[Items from an interface collection]

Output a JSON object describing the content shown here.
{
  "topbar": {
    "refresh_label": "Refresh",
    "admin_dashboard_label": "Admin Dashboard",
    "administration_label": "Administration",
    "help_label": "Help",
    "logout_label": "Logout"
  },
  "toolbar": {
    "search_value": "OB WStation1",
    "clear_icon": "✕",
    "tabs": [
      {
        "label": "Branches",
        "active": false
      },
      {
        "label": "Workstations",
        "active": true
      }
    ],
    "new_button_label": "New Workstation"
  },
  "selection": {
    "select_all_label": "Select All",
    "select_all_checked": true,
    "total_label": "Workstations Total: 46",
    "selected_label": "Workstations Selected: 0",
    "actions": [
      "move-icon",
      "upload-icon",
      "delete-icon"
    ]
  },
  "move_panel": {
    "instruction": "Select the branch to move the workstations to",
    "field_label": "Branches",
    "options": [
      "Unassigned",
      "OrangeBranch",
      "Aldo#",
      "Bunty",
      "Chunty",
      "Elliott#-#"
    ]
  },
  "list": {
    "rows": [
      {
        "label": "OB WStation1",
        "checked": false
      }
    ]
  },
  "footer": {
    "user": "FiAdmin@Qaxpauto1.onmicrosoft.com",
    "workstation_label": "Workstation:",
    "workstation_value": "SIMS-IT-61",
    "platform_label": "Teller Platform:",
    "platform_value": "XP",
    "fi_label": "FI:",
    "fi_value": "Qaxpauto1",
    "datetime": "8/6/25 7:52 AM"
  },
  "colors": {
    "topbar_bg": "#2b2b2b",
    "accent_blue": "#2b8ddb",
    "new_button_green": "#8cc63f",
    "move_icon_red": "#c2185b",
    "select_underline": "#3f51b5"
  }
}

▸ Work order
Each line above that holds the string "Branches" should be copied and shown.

▸ The completed task
        "label": "Branches",
    "field_label": "Branches",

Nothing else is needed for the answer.